He has also authored more than 50 essays, published in academic journals and collective books, on the following overarching areas: Regional Law, Constitutional Justice, Parliamentary Law. He is currently writing a monograph on the “domestic justice” of the constitutional bodies, that is to say the exclusive power of such bodies to reserve the adjudication of labor disputes brought by their own staff members to internal adjudicatory bodies, which can rule with definitive effect, consequently precluding to these employees their fundamental right to access justice.

Research Project

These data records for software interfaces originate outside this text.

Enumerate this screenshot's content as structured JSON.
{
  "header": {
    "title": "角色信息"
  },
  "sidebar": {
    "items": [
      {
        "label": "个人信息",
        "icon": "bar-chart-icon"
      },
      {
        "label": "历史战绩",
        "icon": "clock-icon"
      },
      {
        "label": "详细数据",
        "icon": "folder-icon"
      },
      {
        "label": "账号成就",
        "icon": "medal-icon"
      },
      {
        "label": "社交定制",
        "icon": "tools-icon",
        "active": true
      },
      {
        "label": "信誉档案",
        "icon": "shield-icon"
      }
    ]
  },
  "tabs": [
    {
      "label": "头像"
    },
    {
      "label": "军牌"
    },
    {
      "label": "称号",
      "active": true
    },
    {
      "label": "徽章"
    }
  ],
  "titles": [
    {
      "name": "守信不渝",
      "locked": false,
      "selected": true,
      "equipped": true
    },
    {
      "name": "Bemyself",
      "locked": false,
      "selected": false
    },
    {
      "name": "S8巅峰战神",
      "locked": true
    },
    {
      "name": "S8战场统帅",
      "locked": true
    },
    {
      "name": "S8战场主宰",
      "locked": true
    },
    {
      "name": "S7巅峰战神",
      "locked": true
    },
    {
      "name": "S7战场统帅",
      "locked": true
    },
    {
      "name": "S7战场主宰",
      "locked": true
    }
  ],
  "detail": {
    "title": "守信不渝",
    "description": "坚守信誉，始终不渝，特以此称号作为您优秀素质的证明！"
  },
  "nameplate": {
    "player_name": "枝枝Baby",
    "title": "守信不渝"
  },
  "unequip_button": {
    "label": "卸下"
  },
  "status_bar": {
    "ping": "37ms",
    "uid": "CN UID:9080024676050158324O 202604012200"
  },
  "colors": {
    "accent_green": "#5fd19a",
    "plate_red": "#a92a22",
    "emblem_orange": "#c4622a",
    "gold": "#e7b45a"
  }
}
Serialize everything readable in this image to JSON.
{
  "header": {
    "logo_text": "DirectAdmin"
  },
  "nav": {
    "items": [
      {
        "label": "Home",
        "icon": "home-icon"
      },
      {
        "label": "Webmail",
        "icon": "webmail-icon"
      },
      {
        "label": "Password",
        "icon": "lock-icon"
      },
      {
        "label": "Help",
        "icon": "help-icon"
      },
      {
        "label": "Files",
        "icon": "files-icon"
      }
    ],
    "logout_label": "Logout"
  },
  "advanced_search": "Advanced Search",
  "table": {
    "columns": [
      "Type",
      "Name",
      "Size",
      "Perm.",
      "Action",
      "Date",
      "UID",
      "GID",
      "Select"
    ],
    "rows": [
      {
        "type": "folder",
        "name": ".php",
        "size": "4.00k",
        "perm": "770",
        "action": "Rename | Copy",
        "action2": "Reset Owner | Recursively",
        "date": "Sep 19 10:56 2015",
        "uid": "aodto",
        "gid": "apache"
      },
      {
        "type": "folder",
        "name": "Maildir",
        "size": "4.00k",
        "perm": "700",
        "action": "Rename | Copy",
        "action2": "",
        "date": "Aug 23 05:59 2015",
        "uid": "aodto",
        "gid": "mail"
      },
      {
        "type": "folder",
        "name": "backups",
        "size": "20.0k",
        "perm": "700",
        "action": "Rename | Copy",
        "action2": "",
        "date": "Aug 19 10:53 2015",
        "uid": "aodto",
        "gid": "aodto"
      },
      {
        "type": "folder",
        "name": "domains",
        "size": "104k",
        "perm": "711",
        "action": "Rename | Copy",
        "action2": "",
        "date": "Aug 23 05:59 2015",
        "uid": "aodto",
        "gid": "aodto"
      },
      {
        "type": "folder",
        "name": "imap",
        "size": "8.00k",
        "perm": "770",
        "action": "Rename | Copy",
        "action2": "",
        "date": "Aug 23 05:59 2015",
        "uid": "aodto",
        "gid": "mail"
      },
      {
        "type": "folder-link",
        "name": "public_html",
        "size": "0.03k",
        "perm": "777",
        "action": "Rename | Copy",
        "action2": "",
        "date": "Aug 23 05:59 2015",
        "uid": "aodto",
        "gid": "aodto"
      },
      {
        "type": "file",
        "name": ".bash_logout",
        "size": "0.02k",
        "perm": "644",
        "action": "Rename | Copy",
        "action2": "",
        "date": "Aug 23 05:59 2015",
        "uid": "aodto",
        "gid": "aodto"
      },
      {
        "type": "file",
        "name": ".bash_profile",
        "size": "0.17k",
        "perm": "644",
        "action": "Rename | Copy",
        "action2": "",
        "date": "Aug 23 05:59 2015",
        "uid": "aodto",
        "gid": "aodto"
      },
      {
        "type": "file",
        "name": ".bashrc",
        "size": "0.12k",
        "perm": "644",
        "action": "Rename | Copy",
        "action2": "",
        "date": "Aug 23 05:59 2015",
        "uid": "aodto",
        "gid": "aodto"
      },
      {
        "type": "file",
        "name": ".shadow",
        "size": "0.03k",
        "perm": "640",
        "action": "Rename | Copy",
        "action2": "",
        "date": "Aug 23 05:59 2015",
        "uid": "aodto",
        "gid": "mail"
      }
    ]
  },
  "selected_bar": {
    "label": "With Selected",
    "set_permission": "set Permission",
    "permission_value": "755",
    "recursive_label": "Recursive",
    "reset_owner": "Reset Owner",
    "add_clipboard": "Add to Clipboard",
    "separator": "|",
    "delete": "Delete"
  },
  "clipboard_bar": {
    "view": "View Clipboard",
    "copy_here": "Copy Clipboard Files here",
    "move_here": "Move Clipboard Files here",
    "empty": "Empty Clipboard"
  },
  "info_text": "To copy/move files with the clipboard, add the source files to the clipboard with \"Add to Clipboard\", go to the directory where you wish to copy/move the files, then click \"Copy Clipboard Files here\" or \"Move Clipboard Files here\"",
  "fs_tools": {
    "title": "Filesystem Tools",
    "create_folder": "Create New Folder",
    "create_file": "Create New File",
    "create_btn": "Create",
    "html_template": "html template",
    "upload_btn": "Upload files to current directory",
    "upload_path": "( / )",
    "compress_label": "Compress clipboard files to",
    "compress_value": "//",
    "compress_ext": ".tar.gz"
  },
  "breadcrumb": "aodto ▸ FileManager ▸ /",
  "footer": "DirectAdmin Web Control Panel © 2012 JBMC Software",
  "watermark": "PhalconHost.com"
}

Between Unity and Federalism: paths of territorial differentiation in the EU. The strengthening of intergovernmental Union due to the Treaty of Lisbon has contributed to increase support for independence in countries like Spain and United Kingdom, where nationalist pressures were already widespread. Brexit is calling into question not only the relationship between the United Kingdom and the European Union, but also the very future of the United Kingdom’s own union. In Spain, the Catalan crisis and the enforcement of Article 155 of the Constitution have highlighted the need of a constitutional reform to solve the problematic aspects of Spanish regionalism. Territorial differentiation, however, concerns also countries in which the unity of the State is not in danger. In Italy, after the failure of the constitutional referendum held in December 2016, some Ordinary Regions have called to be granted «additional special forms and conditions of autonomy», pursuant to Article 116 (3) of the Constitution. In France, the birthplace of uniformity, President Macron has recently introduced a constitutional bill which amends Article 72 of the Constitution, providing «un principe de différenciation territoriale» and giving constitutional safeguard to Corsica’s special statute. Therefore, a strong push toward territorial differentiation is currently crossing the whole European Union. The research project aims to examine, both in a national and supranational perspective, and with a comparative approach, the ongoing trends of territorial differentiation in those countries, looking for similarities and differences, opportunities and risks of imitation. The goal is to test whether the territorial differentiation can still be considered an instrument to manage conflicts within the State and beyond the State. The very final endpoint of the project is to demonstrate the need for a constitutional differentiation also in the institutional framework of the European Union, in order to overcome the intergovernmental relations’ logic and to allow the States which are ready, to step forward and get an ever closer political integration.